Samuel W. Parr was born in Granville, Illinois, and graduated with a BS from the University of Illinois in 1884. He spent a year in graduate work at Cornell University, from which he received an MS degree in 1885. He held various academic posts until he joined the faculty at the University of Illinois in 1891 as a Professor of Applied Chemistry. He continued in that position until his retirement in 1926. In 1901 he established the curriculum of chemical engineering essentially as it exists today. After the death of A. W. Palmer in 1904, Prof. Parr was director of the laboratory instructional force until the appointment of W. A. Noyes in 1907.
Prof. Parr's chief interest was the chemistry of coal and coal products: he studied their properties and uses from every angle. He supplied industry with practical instruments for use primarily in coal analyses, the Parr Peroxide Calorimeter, the gas calorimeter, the automatic recording gas calorimeter, and the sulfur photometer. His discovery that bituminous coal, after drying below coking temperatures, decomposes with an exothermic reaction when heated to a higher temperature resulted in a uniform and rapid coking process superior to any hitherto known.
His extensive investigation of alloys was rewarded by the discovery of the nonferrous alloy "Illium," of high tensile strength and ductibility, excellent working qualities, and a resistance to corrosion almost equal to that of the noble metals. One of his other important research interests was his solution of the problem of the embrittlement of boiler steel, which resulted in vast savings in industries throughout the country.
Parr founded the Standard Calorimeter Company in 1899 in Champaign, Illinois. Parr had developed a simplified instrument for measuring the heating value of coal at a time when such devices were not generally available. Parr's 'calorie meter' (written and pronounced Calorimeter) and other fuel testing devices were contributing factors in the development of a market for the extensive resources of bituminous coal available in Illinois at a time when most believed that the only useful coal had to come from the eastern United States coal fields. Manufacturing operations of the Company were moved to East Moline, Illinois in 1911. Then, following World War I the company moved to a new facility in Moline, which housed both the calorimeter business and a foundry for producing a line of acid-resistant stainless steels developed by Prof. Parr, primarily for use in Parr calorimeters but marketed to other users as well. In 1933 the name of the company was changed to the Parr Instrument Company and it continues to operate today.
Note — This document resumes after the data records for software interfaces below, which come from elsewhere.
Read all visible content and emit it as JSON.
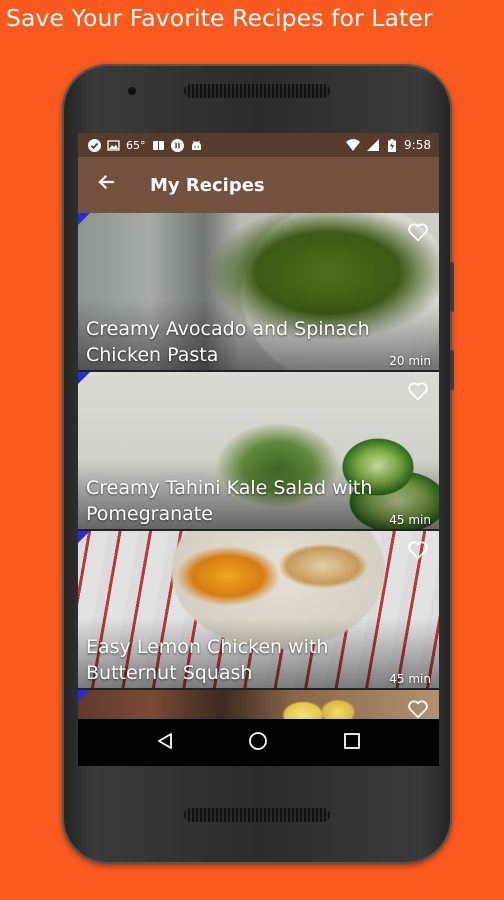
{
  "promo": {
    "headline": "Save Your Favorite Recipes for Later"
  },
  "status_bar": {
    "temperature": "65°",
    "time": "9:58",
    "icons": [
      "check-circle-icon",
      "image-icon",
      "book-icon",
      "pause-icon",
      "android-icon",
      "wifi-icon",
      "signal-icon",
      "battery-charging-icon"
    ]
  },
  "app_bar": {
    "title": "My Recipes",
    "back_icon": "arrow-back-icon"
  },
  "recipes": [
    {
      "title": "Creamy Avocado and Spinach Chicken Pasta",
      "time": "20 min",
      "favorite_icon": "heart-outline-icon"
    },
    {
      "title": "Creamy Tahini Kale Salad with Pomegranate",
      "time": "45 min",
      "favorite_icon": "heart-outline-icon"
    },
    {
      "title": "Easy Lemon Chicken with Butternut Squash",
      "time": "45 min",
      "favorite_icon": "heart-outline-icon"
    },
    {
      "title": "",
      "time": "",
      "favorite_icon": "heart-outline-icon"
    }
  ],
  "nav_bar": {
    "icons": [
      "back-triangle-icon",
      "home-circle-icon",
      "recents-square-icon"
    ]
  },
  "colors": {
    "background": "#fa5a1e",
    "status_bar": "#583b2c",
    "app_bar": "#74503e",
    "corner_marker": "#2a2ad6"
  }
}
1. University of Illinois Department of Chemistry Development During the Period 1927-1941 1941, 5-45
2. Ind. Eng. Chem. 1925, 17, 985.
3. National Cyclopedia of American Biography; James T. White & Co.: 1921-1984; vol. C, p153.